“Ruuuulllllph. Ruuuulllllph.” The sounds of puppy barf echo down the hall. “Ruuuulllllph. Oh, iccccckkkkkk.” Obviously the steel monster isn’t the only one sucking up floor stuff. I fling the door wide and the puppy bursts outside, spewing forth her own brand of vacuumed crap. Mother’s little helper heaves up a Jackson Pollock abstract onto the fresh snow. Very impressive. I’m not overly concerned for her health. Easy in. Easy out.
“There. That’s better.” She boasts as she swaggers back into the house as if throwing-up is part of our grand cleaning plan. Her logic escapes me once again. Did she really think she was vacuuming? At least the vomit is outdoors.
At the finale of the cleaning frenzy, after the rugs and floors are all presentable enough for an army of Marthas, after stepping outside in the pristine snow for the above-mentioned interlude, I realize I have somehow managed to step in dog excrement and have subsequently managed to track same throughout the house on the newly-cleaned carpets. And so, it begins. Once again.

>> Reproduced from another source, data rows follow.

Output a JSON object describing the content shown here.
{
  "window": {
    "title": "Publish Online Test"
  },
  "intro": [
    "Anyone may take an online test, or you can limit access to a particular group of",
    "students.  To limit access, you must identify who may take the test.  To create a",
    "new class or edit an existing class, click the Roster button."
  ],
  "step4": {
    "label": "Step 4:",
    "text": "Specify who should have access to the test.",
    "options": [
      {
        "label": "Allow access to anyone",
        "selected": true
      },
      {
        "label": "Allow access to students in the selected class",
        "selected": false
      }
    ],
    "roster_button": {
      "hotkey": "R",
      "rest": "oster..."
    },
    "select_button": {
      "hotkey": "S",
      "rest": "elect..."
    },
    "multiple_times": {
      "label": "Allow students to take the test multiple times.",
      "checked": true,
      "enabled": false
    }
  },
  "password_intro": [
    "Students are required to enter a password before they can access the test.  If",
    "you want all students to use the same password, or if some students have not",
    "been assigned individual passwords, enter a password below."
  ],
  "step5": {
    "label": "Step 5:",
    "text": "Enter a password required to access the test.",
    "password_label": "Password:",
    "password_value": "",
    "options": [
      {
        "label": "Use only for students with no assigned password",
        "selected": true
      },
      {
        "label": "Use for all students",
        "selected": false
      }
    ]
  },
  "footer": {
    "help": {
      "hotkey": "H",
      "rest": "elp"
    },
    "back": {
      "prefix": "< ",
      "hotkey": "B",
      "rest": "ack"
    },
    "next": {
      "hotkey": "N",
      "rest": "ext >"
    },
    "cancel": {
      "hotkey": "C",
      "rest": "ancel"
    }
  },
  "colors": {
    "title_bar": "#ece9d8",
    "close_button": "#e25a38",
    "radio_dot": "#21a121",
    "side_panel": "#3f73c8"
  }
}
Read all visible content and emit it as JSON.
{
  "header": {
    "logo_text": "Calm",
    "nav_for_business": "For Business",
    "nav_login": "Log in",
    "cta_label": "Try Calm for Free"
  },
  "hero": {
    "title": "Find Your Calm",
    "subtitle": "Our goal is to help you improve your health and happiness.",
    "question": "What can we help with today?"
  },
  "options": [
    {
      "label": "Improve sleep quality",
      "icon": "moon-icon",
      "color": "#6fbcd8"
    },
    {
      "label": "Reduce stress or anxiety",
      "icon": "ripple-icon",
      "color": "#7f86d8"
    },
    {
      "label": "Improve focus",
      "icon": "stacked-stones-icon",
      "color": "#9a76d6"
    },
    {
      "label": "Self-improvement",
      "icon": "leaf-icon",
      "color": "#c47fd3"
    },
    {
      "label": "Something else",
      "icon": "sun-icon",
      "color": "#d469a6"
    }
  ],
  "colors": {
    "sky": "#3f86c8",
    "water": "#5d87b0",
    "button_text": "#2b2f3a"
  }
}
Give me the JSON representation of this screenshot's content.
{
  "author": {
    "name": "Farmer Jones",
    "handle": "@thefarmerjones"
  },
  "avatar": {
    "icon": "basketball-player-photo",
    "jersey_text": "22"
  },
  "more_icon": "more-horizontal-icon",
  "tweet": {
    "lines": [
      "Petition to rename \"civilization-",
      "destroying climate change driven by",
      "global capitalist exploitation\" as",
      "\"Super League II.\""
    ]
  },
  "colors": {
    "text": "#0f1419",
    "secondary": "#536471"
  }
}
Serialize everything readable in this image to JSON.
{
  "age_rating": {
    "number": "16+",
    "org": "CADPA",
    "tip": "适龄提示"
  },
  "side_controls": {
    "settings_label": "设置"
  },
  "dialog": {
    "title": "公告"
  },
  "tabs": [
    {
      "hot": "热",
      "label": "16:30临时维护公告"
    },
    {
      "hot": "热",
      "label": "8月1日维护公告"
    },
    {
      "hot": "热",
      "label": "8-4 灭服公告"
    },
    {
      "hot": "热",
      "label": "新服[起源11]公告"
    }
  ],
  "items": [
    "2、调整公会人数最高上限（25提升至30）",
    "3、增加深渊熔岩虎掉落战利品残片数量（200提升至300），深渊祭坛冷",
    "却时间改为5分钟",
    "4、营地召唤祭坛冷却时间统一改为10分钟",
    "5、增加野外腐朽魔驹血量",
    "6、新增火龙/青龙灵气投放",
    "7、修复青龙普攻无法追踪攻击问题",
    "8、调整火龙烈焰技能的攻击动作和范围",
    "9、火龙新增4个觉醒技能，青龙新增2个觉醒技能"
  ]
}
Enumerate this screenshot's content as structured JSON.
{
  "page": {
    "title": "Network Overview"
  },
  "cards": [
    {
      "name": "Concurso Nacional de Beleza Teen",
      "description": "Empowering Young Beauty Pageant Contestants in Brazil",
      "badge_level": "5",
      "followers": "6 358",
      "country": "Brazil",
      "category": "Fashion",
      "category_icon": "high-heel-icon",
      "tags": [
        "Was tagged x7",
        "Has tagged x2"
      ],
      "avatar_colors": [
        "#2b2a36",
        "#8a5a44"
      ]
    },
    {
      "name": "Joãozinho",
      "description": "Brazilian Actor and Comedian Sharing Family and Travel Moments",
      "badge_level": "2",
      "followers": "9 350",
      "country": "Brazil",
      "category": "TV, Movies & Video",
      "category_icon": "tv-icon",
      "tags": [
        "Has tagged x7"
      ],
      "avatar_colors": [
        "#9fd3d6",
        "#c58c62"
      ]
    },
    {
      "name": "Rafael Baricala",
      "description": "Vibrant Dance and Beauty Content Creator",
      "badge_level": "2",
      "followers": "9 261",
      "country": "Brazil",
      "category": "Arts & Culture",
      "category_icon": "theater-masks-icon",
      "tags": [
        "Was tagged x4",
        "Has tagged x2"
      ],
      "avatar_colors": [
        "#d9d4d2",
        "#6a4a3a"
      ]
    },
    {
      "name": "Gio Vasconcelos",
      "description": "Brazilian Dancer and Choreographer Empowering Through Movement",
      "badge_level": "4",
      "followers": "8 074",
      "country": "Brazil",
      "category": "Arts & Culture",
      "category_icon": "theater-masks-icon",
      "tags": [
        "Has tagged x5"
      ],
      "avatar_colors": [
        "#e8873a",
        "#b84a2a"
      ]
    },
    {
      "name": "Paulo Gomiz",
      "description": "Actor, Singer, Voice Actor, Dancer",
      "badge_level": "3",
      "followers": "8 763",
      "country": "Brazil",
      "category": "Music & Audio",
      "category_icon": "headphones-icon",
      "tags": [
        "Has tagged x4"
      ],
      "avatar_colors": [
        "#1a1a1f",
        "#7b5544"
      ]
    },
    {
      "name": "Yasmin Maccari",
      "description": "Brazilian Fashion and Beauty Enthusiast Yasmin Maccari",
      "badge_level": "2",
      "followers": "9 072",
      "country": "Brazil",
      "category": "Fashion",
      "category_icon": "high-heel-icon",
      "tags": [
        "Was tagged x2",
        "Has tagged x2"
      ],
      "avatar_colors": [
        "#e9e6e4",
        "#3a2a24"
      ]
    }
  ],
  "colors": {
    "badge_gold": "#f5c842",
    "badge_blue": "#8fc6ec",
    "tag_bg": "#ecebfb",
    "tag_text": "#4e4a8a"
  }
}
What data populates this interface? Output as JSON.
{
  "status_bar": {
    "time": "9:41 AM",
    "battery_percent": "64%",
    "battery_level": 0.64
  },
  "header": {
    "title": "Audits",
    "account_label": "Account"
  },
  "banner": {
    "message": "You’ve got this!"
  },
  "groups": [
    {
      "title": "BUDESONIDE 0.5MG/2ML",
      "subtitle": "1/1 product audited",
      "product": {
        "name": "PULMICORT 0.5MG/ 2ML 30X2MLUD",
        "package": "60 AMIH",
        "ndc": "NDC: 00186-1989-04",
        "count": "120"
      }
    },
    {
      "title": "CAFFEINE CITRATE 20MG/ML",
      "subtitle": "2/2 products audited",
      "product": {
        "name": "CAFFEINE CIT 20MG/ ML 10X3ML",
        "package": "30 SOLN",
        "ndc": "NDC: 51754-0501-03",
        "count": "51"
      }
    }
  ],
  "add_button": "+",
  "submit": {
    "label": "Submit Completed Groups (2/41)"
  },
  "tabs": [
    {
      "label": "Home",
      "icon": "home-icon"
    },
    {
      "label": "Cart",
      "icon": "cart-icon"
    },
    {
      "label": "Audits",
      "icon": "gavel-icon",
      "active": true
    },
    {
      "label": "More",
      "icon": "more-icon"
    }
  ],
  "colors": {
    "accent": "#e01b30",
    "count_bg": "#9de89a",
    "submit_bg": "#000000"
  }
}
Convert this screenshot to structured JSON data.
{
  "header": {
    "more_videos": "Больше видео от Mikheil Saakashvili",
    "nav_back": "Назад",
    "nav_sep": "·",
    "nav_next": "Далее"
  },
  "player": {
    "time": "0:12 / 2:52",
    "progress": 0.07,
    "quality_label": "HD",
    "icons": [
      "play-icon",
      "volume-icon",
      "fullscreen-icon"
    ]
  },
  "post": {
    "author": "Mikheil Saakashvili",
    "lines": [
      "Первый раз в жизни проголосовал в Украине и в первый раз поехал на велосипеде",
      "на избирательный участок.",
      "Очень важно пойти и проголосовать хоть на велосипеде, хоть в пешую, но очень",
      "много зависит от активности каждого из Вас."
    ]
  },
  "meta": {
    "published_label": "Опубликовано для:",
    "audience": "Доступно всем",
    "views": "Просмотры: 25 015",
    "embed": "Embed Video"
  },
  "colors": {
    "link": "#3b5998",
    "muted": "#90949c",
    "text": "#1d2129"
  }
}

Causes Mara Buck Supports
Kennebec Valley Humane Society, Amnesty International